The required response is the number of lines in the entries that include the word "icon", with nothing added.

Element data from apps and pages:
--------------------------------------------------

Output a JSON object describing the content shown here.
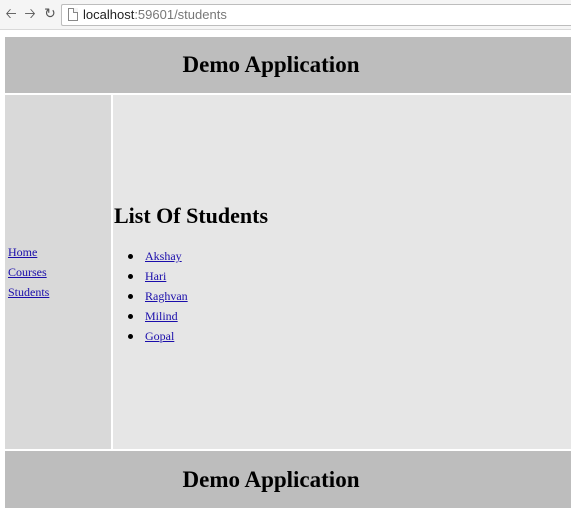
{
  "browser": {
    "back_icon": "arrow-left-icon",
    "forward_icon": "arrow-right-icon",
    "reload_icon": "reload-icon",
    "url_host": "localhost",
    "url_path": ":59601/students"
  },
  "header": {
    "title": "Demo Application"
  },
  "sidebar": {
    "items": [
      {
        "label": "Home"
      },
      {
        "label": "Courses"
      },
      {
        "label": "Students"
      }
    ]
  },
  "main": {
    "heading": "List Of Students",
    "students": [
      "Akshay",
      "Hari",
      "Raghvan",
      "Milind",
      "Gopal"
    ]
  },
  "footer": {
    "title": "Demo Application"
  },
  "colors": {
    "header_bg": "#bdbdbd",
    "sidebar_bg": "#d9d9d9",
    "main_bg": "#e6e6e6",
    "link": "#1a0dab"
  }
}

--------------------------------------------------

■ **Answer section**:
3